The second mode is the small piece of time. This small amount of time allows them to accomplish repetitive tasks without losing focus. V/S’s tend to be perfectionists. Usually frustrated perfectionists. They don’t want to do something unless they can do it perfectly. In other words, they clean the living room, but rather than just cleaning, they notice that the dvds are unorganized, so they stop half way through cleaning to organize all the dvds alphabetically. Nice to do, but only after the living room is clean!
Thus, to a V/S, doing it perfectly requires three times the amount of time they have so they get half way through a project and then run out of time and never finish. This is how their closets fill with unfinished projects and their entire house is never clean at the same time.
The solution? Breaking jobs down into doable pieces in small blocks of time. Doing something that only takes 15 minutes or so helps keep V/S’s focused enough to finish a project, especially if it is one they would rather not do. We can do anything for 15 minutes, right?
This is why Flylady.net is so successful. She has broken down the chores of keeping a house into small pieces that can be done in small blocks of time. And she advocates for the use of timers! Perfect of V/S’s!
Since V/S’s have a tough time telling the passage of time, they don’t notice that it is time to leave in order to be on time for the doctor’s appointment, or piano lessons, or that it is time to start dinner. Timers and clocks really help. I love timers. I have timers on my phone, on my watch, and small little timers and I use all of them! I also have clocks in just about every room in my house.
I have timers on my phone that are set for piano lessons, doctor’s appointments, meetings, etc. I use the timers on my watch to help me divide my day into parts and we do specific things in each part. So my watch goes off to tell me it’s time for devotional (or my kids would never start school!), time for the youngest ones nap, (or he would never get one), and it goes off to tell me it’s time to start dinner (or we would never eat before 9pm!).
I use my little timers to help me use small amounts of time either for chores that I would spend hours on that don’t need hours or those small amounts of time before I need to leave the house or have some other commitment I need to do. It helps me to keep focused because I know when it goes off I can move on to something else! Timers are great tools!

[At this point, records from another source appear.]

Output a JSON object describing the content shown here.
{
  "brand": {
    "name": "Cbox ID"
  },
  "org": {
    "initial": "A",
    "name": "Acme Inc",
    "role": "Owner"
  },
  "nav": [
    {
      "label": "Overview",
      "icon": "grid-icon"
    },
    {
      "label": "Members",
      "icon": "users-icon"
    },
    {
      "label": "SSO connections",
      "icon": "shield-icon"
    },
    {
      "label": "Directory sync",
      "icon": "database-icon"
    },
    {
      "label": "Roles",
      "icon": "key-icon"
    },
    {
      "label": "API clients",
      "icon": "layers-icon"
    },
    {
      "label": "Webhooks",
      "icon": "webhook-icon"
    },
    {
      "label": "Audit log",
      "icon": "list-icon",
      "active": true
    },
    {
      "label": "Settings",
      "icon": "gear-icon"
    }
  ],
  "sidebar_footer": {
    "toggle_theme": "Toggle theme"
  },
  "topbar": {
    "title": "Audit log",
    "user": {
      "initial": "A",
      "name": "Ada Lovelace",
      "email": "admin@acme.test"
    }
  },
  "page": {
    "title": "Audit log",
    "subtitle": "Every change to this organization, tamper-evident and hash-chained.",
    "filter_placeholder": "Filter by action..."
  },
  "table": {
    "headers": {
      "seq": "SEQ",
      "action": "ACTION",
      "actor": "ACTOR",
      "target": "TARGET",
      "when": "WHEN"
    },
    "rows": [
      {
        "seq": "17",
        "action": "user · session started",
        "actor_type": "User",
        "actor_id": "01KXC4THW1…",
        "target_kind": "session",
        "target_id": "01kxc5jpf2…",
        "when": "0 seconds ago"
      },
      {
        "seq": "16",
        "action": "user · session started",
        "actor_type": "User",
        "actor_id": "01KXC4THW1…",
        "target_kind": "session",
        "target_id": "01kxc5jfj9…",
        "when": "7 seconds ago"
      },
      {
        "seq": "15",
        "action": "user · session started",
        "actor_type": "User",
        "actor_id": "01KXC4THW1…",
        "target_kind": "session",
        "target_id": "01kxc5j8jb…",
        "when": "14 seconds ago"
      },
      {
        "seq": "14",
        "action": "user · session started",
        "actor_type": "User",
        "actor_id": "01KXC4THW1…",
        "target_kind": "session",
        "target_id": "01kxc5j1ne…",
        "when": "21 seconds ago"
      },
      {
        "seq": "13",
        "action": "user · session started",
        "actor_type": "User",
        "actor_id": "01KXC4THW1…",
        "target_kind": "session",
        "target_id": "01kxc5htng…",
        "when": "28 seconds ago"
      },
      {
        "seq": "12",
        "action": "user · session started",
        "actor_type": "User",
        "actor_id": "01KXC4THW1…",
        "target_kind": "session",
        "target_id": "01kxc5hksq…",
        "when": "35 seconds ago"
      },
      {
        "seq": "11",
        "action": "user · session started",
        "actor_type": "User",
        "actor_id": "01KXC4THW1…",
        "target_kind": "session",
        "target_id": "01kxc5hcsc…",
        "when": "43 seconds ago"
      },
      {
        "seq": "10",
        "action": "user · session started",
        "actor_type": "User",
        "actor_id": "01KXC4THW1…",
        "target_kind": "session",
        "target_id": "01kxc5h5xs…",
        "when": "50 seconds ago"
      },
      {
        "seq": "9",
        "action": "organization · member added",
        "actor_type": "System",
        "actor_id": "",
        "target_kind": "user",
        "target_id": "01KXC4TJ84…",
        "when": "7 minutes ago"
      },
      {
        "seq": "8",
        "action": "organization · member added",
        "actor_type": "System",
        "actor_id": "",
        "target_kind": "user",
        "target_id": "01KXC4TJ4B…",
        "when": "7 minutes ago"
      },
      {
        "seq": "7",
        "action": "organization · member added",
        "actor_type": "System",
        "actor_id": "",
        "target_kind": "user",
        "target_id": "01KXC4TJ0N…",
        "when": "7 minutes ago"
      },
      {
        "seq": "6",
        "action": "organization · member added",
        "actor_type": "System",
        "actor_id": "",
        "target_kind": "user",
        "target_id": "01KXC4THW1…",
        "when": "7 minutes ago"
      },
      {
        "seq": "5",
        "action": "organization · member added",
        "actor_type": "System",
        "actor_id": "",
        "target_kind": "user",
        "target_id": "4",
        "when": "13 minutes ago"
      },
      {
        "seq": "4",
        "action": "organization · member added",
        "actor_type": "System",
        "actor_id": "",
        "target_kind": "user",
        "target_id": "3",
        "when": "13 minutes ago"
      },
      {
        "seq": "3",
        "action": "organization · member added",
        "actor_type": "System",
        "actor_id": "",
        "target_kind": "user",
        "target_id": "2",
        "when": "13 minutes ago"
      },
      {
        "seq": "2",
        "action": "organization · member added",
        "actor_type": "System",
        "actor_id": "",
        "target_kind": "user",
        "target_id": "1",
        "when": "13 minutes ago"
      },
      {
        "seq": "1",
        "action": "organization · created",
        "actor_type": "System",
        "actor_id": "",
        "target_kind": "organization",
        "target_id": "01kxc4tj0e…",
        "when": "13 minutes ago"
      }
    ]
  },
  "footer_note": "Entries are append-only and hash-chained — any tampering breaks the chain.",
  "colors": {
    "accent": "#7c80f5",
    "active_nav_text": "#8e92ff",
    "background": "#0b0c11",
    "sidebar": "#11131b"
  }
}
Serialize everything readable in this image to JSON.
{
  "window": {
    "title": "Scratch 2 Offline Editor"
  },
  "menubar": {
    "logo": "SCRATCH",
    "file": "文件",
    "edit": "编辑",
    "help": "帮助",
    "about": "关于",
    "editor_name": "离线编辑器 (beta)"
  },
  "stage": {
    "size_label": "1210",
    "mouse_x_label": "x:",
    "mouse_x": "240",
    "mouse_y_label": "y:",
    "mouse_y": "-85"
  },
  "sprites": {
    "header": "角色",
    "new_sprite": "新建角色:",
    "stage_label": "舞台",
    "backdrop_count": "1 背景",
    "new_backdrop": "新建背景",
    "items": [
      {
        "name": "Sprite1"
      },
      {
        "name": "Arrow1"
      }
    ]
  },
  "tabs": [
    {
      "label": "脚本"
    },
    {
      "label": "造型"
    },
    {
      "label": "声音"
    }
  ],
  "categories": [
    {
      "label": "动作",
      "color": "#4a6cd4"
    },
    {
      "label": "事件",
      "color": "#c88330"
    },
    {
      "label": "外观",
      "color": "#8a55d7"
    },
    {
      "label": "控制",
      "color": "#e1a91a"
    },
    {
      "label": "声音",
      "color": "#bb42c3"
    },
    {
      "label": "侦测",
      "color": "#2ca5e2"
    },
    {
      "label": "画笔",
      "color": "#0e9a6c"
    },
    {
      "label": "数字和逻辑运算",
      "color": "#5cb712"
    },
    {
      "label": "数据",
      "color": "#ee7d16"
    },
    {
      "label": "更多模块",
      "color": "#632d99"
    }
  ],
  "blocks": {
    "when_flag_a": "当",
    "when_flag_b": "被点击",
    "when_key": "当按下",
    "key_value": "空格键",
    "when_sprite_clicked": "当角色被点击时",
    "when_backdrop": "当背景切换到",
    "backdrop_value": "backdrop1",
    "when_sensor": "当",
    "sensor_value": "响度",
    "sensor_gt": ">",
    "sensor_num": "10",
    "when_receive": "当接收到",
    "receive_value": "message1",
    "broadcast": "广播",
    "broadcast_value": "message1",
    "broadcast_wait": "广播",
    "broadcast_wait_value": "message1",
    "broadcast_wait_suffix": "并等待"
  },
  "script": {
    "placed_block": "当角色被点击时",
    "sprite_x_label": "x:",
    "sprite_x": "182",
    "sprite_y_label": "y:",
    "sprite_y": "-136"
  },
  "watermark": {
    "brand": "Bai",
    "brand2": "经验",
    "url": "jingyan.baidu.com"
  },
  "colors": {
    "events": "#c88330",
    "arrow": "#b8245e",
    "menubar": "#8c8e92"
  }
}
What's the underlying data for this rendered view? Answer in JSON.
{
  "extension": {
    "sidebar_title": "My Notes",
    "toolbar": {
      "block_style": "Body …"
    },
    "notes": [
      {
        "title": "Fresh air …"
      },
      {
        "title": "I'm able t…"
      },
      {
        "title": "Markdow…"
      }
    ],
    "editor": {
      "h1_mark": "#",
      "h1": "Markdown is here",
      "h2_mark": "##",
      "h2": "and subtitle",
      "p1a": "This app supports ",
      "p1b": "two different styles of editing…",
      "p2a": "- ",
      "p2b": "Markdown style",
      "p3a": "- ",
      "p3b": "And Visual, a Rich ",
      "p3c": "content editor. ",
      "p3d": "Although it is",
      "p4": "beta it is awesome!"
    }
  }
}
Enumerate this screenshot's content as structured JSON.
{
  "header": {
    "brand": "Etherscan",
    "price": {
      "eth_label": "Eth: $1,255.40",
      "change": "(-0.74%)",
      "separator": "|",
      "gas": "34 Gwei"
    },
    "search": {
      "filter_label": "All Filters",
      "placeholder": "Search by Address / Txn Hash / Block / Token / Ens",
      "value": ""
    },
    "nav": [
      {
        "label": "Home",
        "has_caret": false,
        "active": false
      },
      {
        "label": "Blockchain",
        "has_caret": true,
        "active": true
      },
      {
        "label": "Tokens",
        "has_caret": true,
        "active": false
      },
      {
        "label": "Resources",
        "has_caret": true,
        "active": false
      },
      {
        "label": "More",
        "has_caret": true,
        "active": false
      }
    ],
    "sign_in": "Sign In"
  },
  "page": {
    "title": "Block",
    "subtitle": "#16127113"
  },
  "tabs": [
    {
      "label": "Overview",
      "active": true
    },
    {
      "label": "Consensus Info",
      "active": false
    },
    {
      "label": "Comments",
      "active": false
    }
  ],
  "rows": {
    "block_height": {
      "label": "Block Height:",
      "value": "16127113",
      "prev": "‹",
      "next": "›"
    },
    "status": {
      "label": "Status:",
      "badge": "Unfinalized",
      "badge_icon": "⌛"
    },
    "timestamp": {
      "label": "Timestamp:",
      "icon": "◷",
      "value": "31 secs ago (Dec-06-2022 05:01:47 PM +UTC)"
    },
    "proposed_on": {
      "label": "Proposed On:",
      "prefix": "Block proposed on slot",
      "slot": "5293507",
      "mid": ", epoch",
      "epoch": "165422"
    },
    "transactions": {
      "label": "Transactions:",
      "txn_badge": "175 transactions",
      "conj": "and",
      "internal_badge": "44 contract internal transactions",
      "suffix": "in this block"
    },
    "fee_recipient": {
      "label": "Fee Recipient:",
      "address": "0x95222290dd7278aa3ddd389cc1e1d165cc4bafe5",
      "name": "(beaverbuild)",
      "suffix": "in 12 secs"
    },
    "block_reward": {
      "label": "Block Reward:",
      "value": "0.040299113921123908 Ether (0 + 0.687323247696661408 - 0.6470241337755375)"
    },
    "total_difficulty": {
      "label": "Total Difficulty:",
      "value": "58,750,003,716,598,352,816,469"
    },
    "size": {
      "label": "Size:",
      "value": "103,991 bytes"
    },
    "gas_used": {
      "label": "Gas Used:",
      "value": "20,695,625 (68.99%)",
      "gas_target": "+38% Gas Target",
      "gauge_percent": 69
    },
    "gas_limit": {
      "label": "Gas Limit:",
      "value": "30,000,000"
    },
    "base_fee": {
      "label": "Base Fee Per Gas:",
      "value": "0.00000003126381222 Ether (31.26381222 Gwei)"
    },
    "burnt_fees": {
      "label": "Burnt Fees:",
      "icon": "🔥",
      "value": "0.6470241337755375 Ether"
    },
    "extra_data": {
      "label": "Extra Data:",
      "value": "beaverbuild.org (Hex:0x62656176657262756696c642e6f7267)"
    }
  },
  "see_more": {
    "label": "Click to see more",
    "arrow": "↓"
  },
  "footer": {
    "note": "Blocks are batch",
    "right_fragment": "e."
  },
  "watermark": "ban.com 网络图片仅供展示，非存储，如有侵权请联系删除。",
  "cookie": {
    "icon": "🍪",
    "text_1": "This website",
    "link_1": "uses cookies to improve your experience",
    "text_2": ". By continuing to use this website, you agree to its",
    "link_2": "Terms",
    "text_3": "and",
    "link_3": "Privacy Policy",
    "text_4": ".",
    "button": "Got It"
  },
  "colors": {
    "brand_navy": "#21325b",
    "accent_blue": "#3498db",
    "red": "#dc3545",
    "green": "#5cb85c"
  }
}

I hope this has helped you to see how time management can work for you. It has been a life saver for me. Next time we will talk about to do lists, planners and calendars, and time maps. Aren’t you excited?